In a symbolic event dedicated to the 70th anniversary of the World Council of Churches (WCC), students of the Global Ecumenical Theological Institute (GETI) 2018 planted 12 trees at Tumaini University Makumira, Arusha, Tanzania on 7 March.
The ceremony was preceded by a common prayer and reflections on what it means for the GETI students to live together in the world today, and how a sustainable future can be ensured for generations to come.
”This event is part of a specific Service Learning day here at GETI, and is valuable as it captures exactly what we want to express through the theme of GETI 2018”, says Amélé Ekué, WCC programme executive for Ecumenical Theological Education and one of the organizers of GETI 2018.

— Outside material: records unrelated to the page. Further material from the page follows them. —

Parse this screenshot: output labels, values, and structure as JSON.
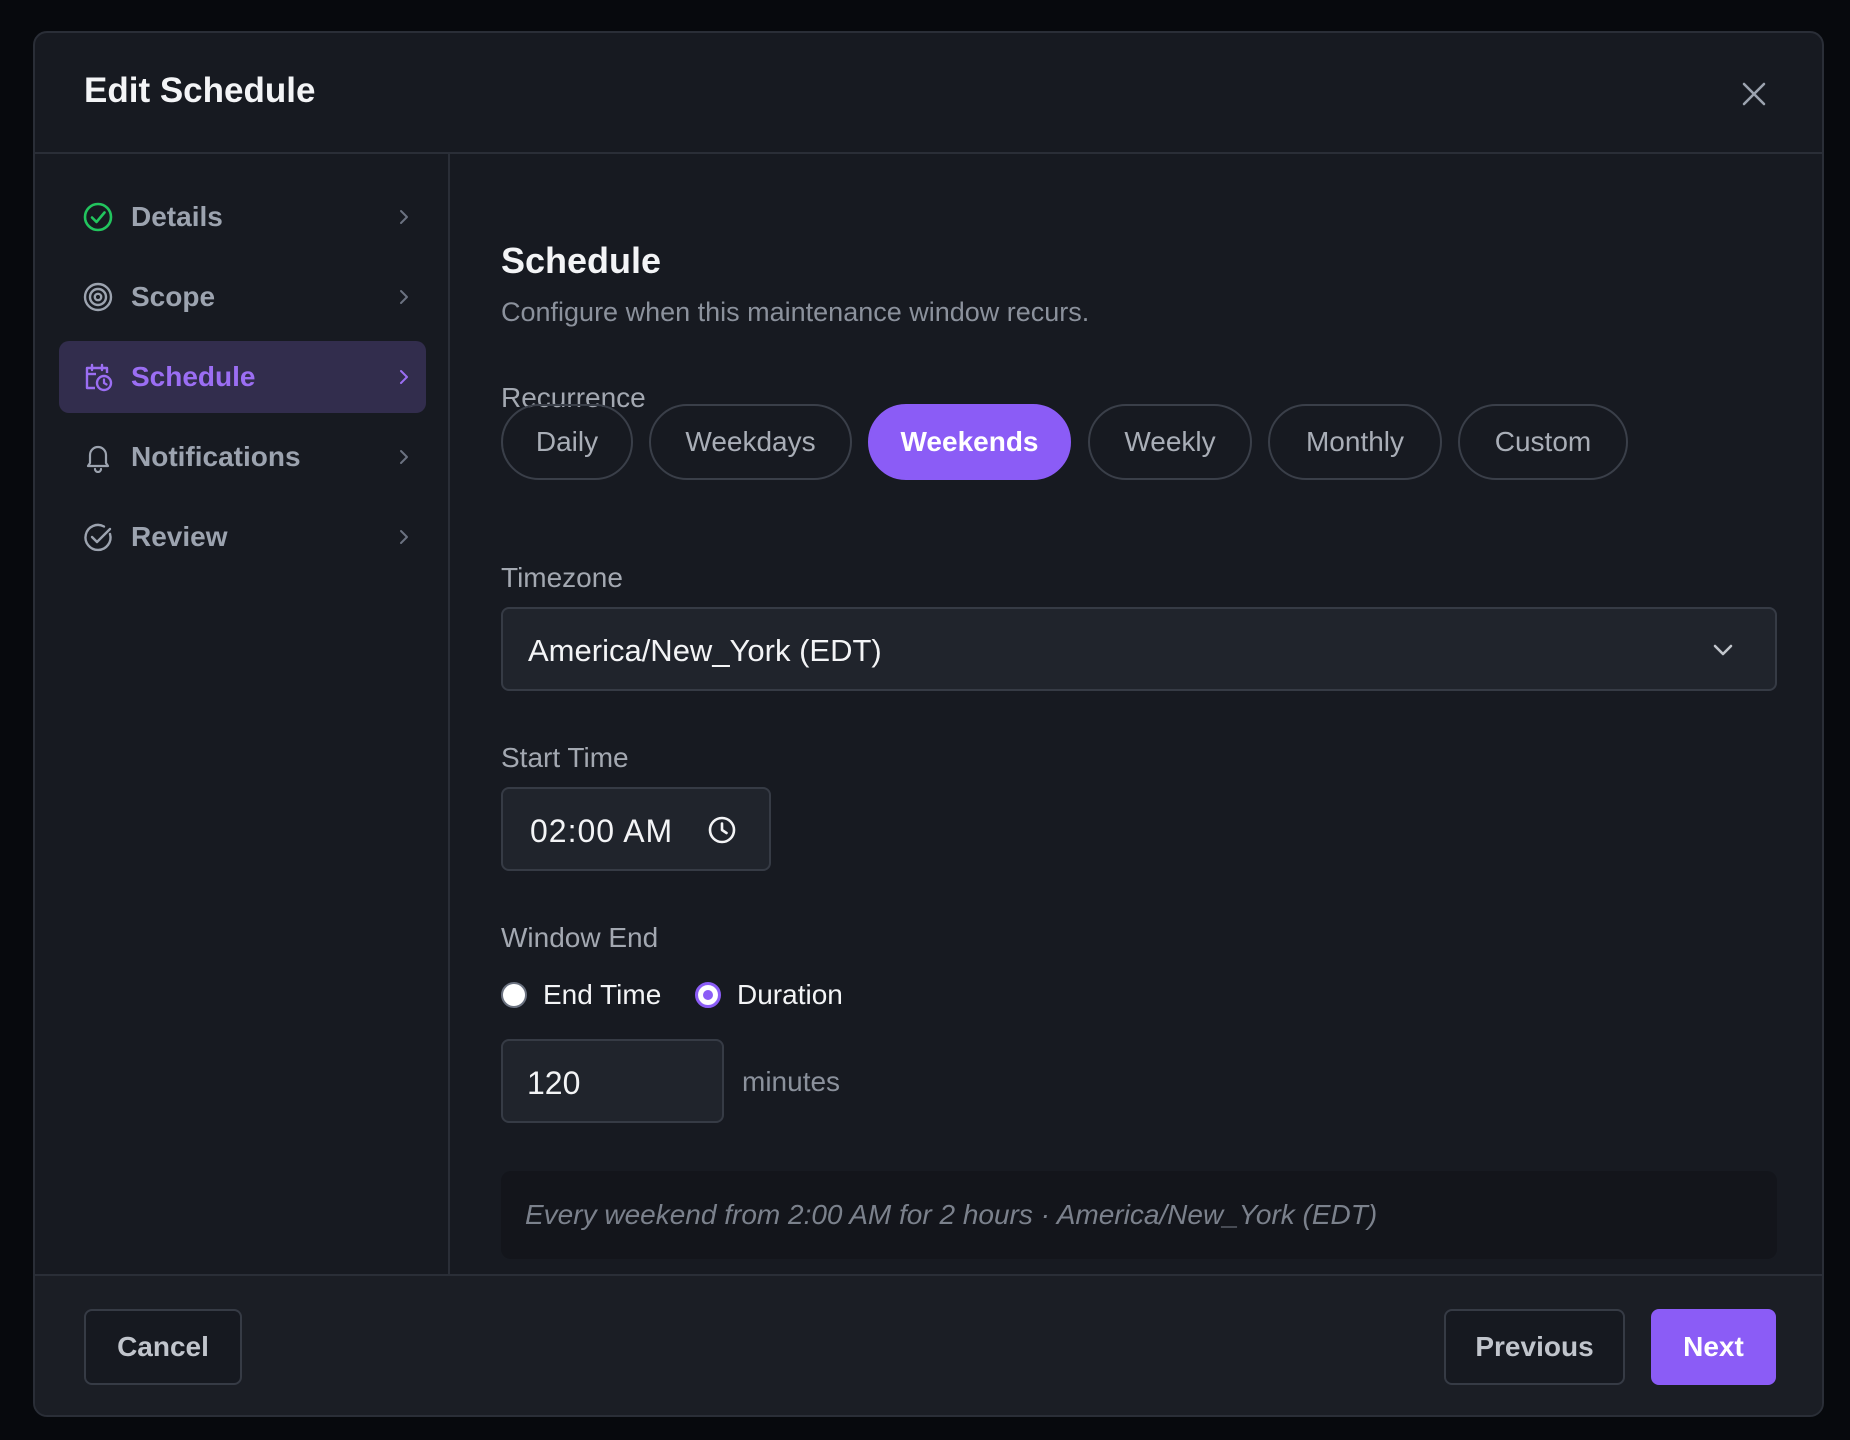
{
  "dialog": {
    "title": "Edit Schedule"
  },
  "sidebar": {
    "items": [
      {
        "label": "Details",
        "icon": "check-circle-icon",
        "status": "complete"
      },
      {
        "label": "Scope",
        "icon": "target-icon"
      },
      {
        "label": "Schedule",
        "icon": "calendar-clock-icon",
        "active": true
      },
      {
        "label": "Notifications",
        "icon": "bell-icon"
      },
      {
        "label": "Review",
        "icon": "check-circle-icon"
      }
    ]
  },
  "main": {
    "title": "Schedule",
    "subtitle": "Configure when this maintenance window recurs.",
    "recurrence": {
      "label": "Recurrence",
      "options": [
        "Daily",
        "Weekdays",
        "Weekends",
        "Weekly",
        "Monthly",
        "Custom"
      ],
      "selected": "Weekends"
    },
    "timezone": {
      "label": "Timezone",
      "value": "America/New_York (EDT)"
    },
    "start_time": {
      "label": "Start Time",
      "value": "02:00 AM"
    },
    "window_end": {
      "label": "Window End",
      "options": [
        "End Time",
        "Duration"
      ],
      "selected": "Duration",
      "duration_value": "120",
      "duration_unit": "minutes"
    },
    "summary": "Every weekend from 2:00 AM for 2 hours · America/New_York (EDT)"
  },
  "footer": {
    "cancel_label": "Cancel",
    "previous_label": "Previous",
    "next_label": "Next"
  },
  "colors": {
    "accent": "#8b5cf6",
    "success": "#22c55e",
    "background": "#171a21"
  }
}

”The theme of ’Translating the Word, Transforming the World’ expresses both a theological aspect to the theme, and a more practically oriented one. This has a particular significance for young people who seek to show how they are engaged and committed to this world, and in helping to make it a better place,” Ekué adds.
“While planting 12 trees may not be a big deal for the planet as a whole, this event helps make us aware that we are caretakers of the world that God has given us,” reflects GETI student Nafkot Mamuye Dessalegn from the Ecumenical Institute of Theology Al Mowfaqa, Morocco.
“This makes it a powerful experience to be part of, and it’s also powerful to see that we are marking the 70th anniversary of the WCC,” Dessalegn concludes.
The World Council of Churches (WCC), students of the Global Ecumenical Theological Institute (GETI) gathers more than 100 students of theology and religious studies, men and women alike, for an intense study course in Ecumenical Missiology. The students come from all 8 regions of the world, representing 40 countries and 15 church families.
GETI 2018 opens, gathering young theologians from around the world (WCC press release of 5 March 2018)